Mentions: The number of websites demonstrating individual criteria supporting either VBAC or ERCS as outlined in the RCOG patient document was recorded (Table 2). The percentage score achieved in support of either VBAC or ERCS for each website was calculated (Figure 3). Only one of 48 websites mentioned 100% of points in favour of VBAC as mentioned in RCOG ‘gold standard’ patient information, with just two of 48 websites mentioning 100% of points in favour of ERCS. The most commonly addressed criterion was the increased risk of uterine scar rupture with VBAC (n = 45). Forty sites provided additional information in support of VBAC which not mentioned in the RCOG guidance. Most commonly cited examples included risks of wound infection (n = 21), haemorrhage (n = 18) and maternal surgical injury (n = 14) with ERCS. Twenty seven sites provided additional information in support of ERCS. Most commonly cited examples included the risk of incontinence (n = 7) and traumatic perineal injury (n = 8) following VBAC. Many of these ‘additional’ information points collected were discordant with best available evidence [2, 3].Figure 3
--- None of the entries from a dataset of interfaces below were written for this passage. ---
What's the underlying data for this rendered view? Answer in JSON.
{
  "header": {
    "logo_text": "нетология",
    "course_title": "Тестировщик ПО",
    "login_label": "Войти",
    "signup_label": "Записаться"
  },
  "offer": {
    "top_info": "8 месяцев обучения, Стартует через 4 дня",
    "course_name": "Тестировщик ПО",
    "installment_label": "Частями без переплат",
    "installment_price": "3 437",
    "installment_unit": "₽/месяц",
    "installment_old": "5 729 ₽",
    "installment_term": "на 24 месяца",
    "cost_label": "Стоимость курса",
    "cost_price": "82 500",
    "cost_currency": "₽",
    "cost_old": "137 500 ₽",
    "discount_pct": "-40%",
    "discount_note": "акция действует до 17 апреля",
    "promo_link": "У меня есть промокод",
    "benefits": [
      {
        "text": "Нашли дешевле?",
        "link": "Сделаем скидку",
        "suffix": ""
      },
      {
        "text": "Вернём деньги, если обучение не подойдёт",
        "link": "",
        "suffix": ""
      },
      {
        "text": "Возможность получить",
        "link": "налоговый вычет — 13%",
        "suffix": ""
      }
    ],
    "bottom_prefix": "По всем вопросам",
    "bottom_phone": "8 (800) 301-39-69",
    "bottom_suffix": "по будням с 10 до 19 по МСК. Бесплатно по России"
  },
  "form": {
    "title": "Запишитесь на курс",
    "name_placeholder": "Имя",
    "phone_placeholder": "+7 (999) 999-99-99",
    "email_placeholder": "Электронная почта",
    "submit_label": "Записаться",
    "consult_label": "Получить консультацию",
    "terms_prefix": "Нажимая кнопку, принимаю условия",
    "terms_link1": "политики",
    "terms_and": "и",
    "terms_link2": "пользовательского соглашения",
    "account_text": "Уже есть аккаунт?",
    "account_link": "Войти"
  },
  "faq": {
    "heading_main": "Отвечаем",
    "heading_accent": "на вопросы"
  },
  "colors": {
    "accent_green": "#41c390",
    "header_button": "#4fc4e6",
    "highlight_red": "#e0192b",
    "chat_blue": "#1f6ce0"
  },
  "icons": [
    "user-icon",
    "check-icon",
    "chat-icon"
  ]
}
Bottom Line: A simple scoring method which categorised information into either supportive of VBAC (14 facts available) or ERCS (10 facts available) was employed and mean scores compared.Women searching for internet information on birth after previous caesarean are exposed to incomplete information.Origin of website has a significant effect on website content.

View Article: PubMed Central - PubMed

Affiliation: Division of Applied Health Sciences, School of Medicine and Dentistry, University of Aberdeen, Aberdeen Maternity Hospital, Cornhill Road, Aberdeen AB25 2ZD, UK. mairead.black@abdn.ac.uk.

ABSTRACT

Background: Repeat caesarean sections make a substantial contribution to the overall caesarean section rate. It is important to understand what influences women to choose this option when the alternative of attempting vaginal birth after caesarean section is available. As many such women use the internet while seeking information on their options, the aim of this study was to assess content of websites on birth after previous caesarean and identify website characteristics which predict content.

Methods: An internet survey of the forty eight most frequently encountered websites retrieved from a search using various terms relating to birth after caesarean section via a popular search engine was performed. Websites were assessed for their content supportive of either vaginal birth after caesarean (VBAC) or elective repeat caesarean section (ERCS), using the RCOG patient information document, 'Birth after previous caesarean; Information for You' as a 'gold standard'. A simple scoring method which categorised information into either supportive of VBAC (14 facts available) or ERCS (10 facts available) was employed and mean scores compared. Poisson regression analysis was used to assess the extent to which the score was predicted by website funding source, country of origin, author status and intended audience.

Results: A mean of 42.4% (SD 23.8) of facts supportive of VBAC and 44.8% (SD 25.0) of facts supportive of ERCS were featured across the 48 websites, with corresponding scores in the five most frequently encountered websites being 40.0% (SD 13.9) and 66.0% (SD 20.7). Extent of featured information supportive of ERCS was related to country of origin with the UK having higher scores on average than the US.

Conclusions: Women searching for internet information on birth after previous caesarean are exposed to incomplete information. Origin of website has a significant effect on website content.

Show MeSH
Related in: MedlinePlus